Mr. Barker thus threatens to displace me as the poster boy for New York’s systematic overtaxation of nonvoting nonresidents.
The economic fallout from New York’s convenience of the employer doctrine is self-evident: Nonresident telecommuters sever their ties to the Empire State to avoid New York’s double taxation of the incomes they earn on the days such telecommuters work at their out-of-state homes. Similarly, the costs of the Tax Appeals Tribunal’s Barker decision have quickly manifested themselves as summer homes, like the Barkers’ modest house, have become tax liabilities to their owners.
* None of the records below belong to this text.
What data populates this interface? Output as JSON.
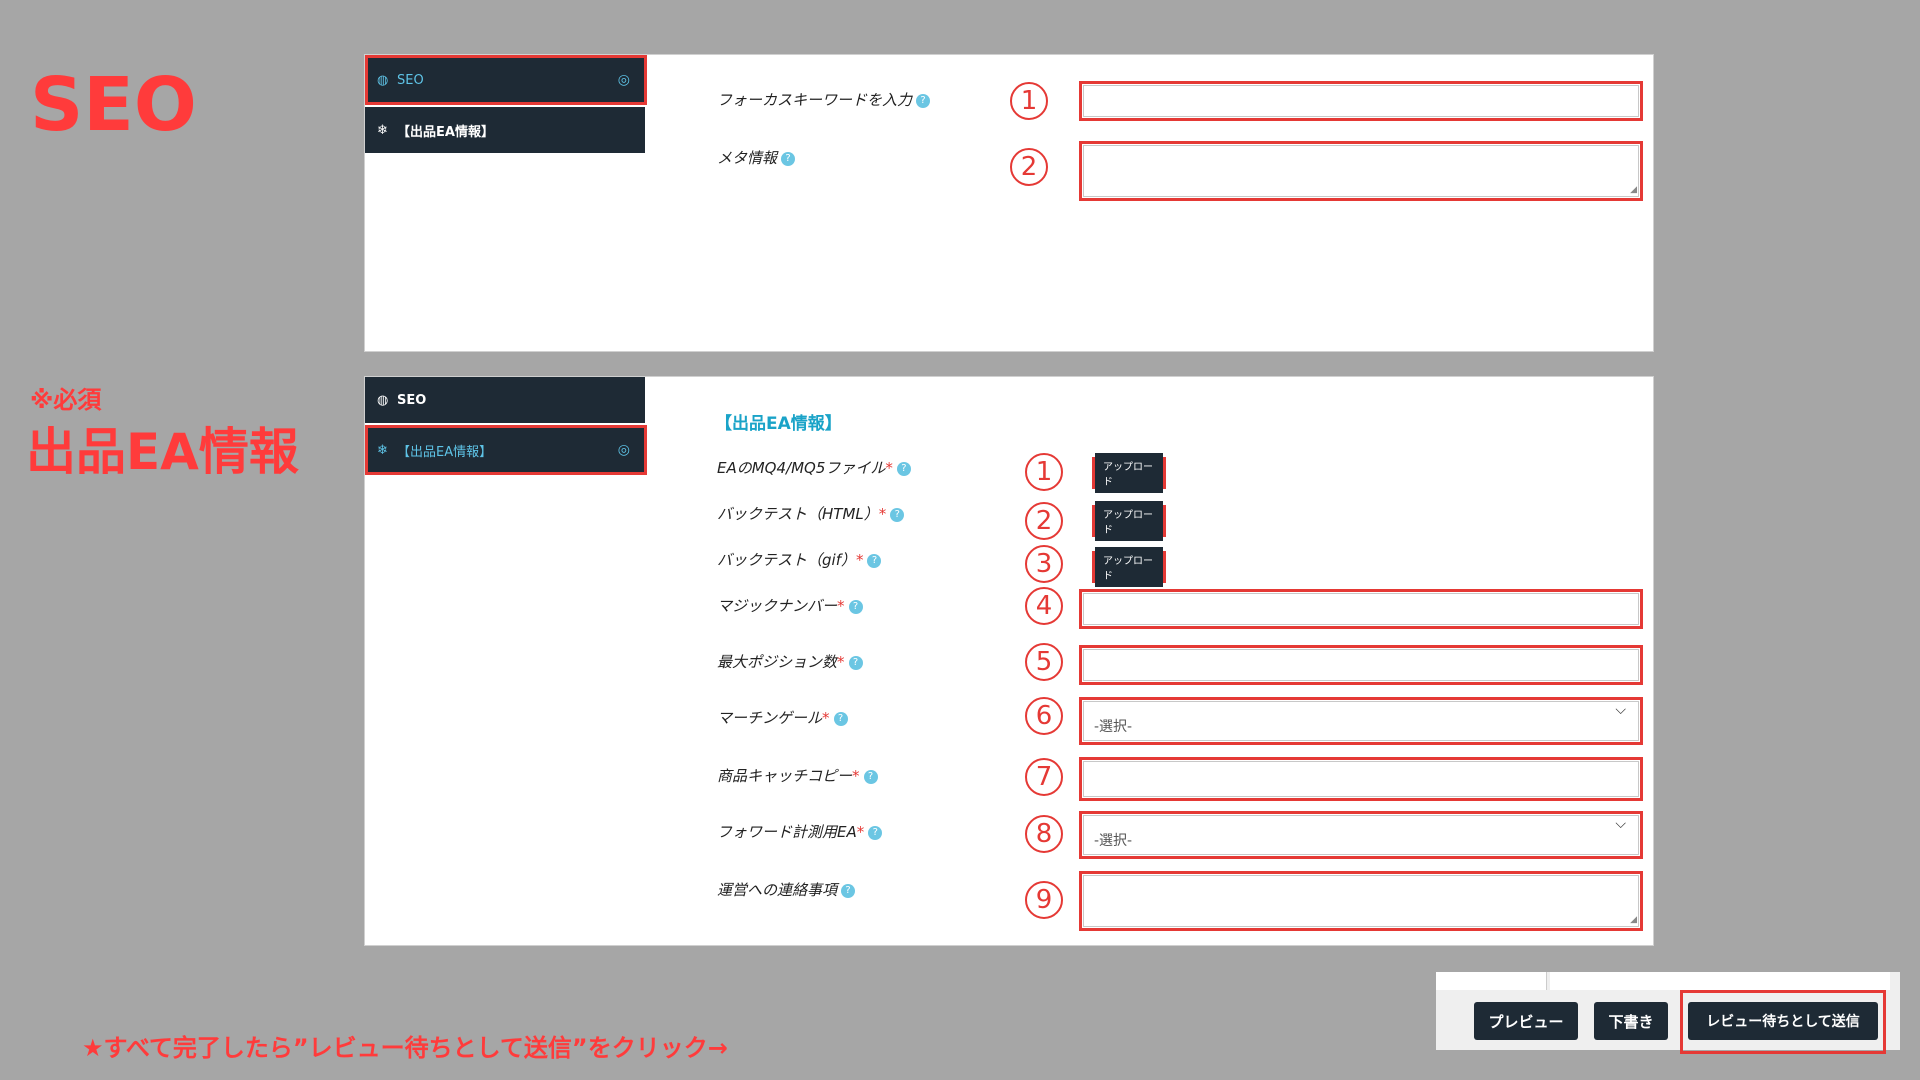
{
  "seo_section": {
    "title": "SEO",
    "sidebar": [
      {
        "label": "SEO",
        "icon": "globe-icon"
      },
      {
        "label": "【出品EA情報】",
        "icon": "snowflake-icon"
      }
    ],
    "fields": [
      {
        "label": "フォーカスキーワードを入力",
        "number": "1"
      },
      {
        "label": "メタ情報",
        "number": "2"
      }
    ]
  },
  "ea_section": {
    "note": "※必須",
    "title": "出品EA情報",
    "sidebar": [
      {
        "label": "SEO",
        "icon": "globe-icon"
      },
      {
        "label": "【出品EA情報】",
        "icon": "snowflake-icon"
      }
    ],
    "heading": "【出品EA情報】",
    "upload_label": "アップロード",
    "select_placeholder": "-選択-",
    "fields": [
      {
        "label": "EAのMQ4/MQ5ファイル",
        "number": "1",
        "required": "*"
      },
      {
        "label": "バックテスト（HTML）",
        "number": "2",
        "required": "*"
      },
      {
        "label": "バックテスト（gif）",
        "number": "3",
        "required": "*"
      },
      {
        "label": "マジックナンバー",
        "number": "4",
        "required": "*"
      },
      {
        "label": "最大ポジション数",
        "number": "5",
        "required": "*"
      },
      {
        "label": "マーチンゲール",
        "number": "6",
        "required": "*"
      },
      {
        "label": "商品キャッチコピー",
        "number": "7",
        "required": "*"
      },
      {
        "label": "フォワード計測用EA",
        "number": "8",
        "required": "*"
      },
      {
        "label": "運営への連絡事項",
        "number": "9"
      }
    ]
  },
  "footer": {
    "instruction": "★すべて完了したら”レビュー待ちとして送信”をクリック→",
    "buttons": {
      "preview": "プレビュー",
      "draft": "下書き",
      "submit": "レビュー待ちとして送信"
    }
  },
  "colors": {
    "accent_red": "#e53935",
    "sidebar_dark": "#1e2a35",
    "link_blue": "#1aa3c8"
  }
}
New York’s tax policymakers have long been oblivious to the economic costs of such behavior. There are many reasons that New York has hemorrhaged population, capital, employment and businesses over the last three decades. Chief among these has been New York’s self-destructive tax policies.
Governor Andrew Cuomo has made a good start at reducing New York’s onerous tax burdens. In a particularly apt phrase, Governor Cuomo observes that New York cannot expect its economy to thrive as the “tax capital” of the United States.
The next stage in Governor Cuomo’s tax reform campaign should be to eliminate those irrational features of New York’s tax law which cause nonresidents to shun the Empire State. Abolishing the convenience of the employer doctrine and overturning Barker would be good places to start.
Edward A. Zelinsky is the Morris and Annie Trachman Professor of Law at the Benjamin N. Cardozo School of Law of Yeshiva University. He is the author of The Origins of the Ownership Society: How The Defined Contribution Paradigm Changed America. His monthly column appears here.